(Dataset excerpts)

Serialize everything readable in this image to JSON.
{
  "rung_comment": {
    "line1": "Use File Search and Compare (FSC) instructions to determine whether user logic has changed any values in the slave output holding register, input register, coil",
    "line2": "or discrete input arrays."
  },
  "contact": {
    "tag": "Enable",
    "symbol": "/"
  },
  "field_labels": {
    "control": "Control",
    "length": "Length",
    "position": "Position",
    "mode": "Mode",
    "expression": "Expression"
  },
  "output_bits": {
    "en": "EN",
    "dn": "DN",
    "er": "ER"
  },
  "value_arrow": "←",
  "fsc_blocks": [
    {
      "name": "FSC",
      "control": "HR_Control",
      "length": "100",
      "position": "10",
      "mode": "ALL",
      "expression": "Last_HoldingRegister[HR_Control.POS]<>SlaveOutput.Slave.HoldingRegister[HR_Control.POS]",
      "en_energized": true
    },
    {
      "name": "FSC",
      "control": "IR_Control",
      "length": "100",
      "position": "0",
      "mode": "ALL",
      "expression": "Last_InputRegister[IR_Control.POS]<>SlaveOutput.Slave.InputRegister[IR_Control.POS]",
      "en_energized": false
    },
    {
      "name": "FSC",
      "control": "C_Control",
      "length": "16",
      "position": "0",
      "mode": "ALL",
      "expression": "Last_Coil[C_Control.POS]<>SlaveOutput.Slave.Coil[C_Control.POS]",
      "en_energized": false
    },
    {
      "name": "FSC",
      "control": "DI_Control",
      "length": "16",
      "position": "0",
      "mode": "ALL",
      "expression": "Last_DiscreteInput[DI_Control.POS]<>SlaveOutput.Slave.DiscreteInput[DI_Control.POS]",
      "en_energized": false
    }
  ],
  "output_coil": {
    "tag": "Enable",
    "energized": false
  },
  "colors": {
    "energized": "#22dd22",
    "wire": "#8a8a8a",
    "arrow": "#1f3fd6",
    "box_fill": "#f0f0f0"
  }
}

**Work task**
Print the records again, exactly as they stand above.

**Solution**
Serialize everything readable in this image to JSON.
{
  "rung_comment": {
    "line1": "Use File Search and Compare (FSC) instructions to determine whether user logic has changed any values in the slave output holding register, input register, coil",
    "line2": "or discrete input arrays."
  },
  "contact": {
    "tag": "Enable",
    "symbol": "/"
  },
  "field_labels": {
    "control": "Control",
    "length": "Length",
    "position": "Position",
    "mode": "Mode",
    "expression": "Expression"
  },
  "output_bits": {
    "en": "EN",
    "dn": "DN",
    "er": "ER"
  },
  "value_arrow": "←",
  "fsc_blocks": [
    {
      "name": "FSC",
      "control": "HR_Control",
      "length": "100",
      "position": "10",
      "mode": "ALL",
      "expression": "Last_HoldingRegister[HR_Control.POS]<>SlaveOutput.Slave.HoldingRegister[HR_Control.POS]",
      "en_energized": true
    },
    {
      "name": "FSC",
      "control": "IR_Control",
      "length": "100",
      "position": "0",
      "mode": "ALL",
      "expression": "Last_InputRegister[IR_Control.POS]<>SlaveOutput.Slave.InputRegister[IR_Control.POS]",
      "en_energized": false
    },
    {
      "name": "FSC",
      "control": "C_Control",
      "length": "16",
      "position": "0",
      "mode": "ALL",
      "expression": "Last_Coil[C_Control.POS]<>SlaveOutput.Slave.Coil[C_Control.POS]",
      "en_energized": false
    },
    {
      "name": "FSC",
      "control": "DI_Control",
      "length": "16",
      "position": "0",
      "mode": "ALL",
      "expression": "Last_DiscreteInput[DI_Control.POS]<>SlaveOutput.Slave.DiscreteInput[DI_Control.POS]",
      "en_energized": false
    }
  ],
  "output_coil": {
    "tag": "Enable",
    "energized": false
  },
  "colors": {
    "energized": "#22dd22",
    "wire": "#8a8a8a",
    "arrow": "#1f3fd6",
    "box_fill": "#f0f0f0"
  }
}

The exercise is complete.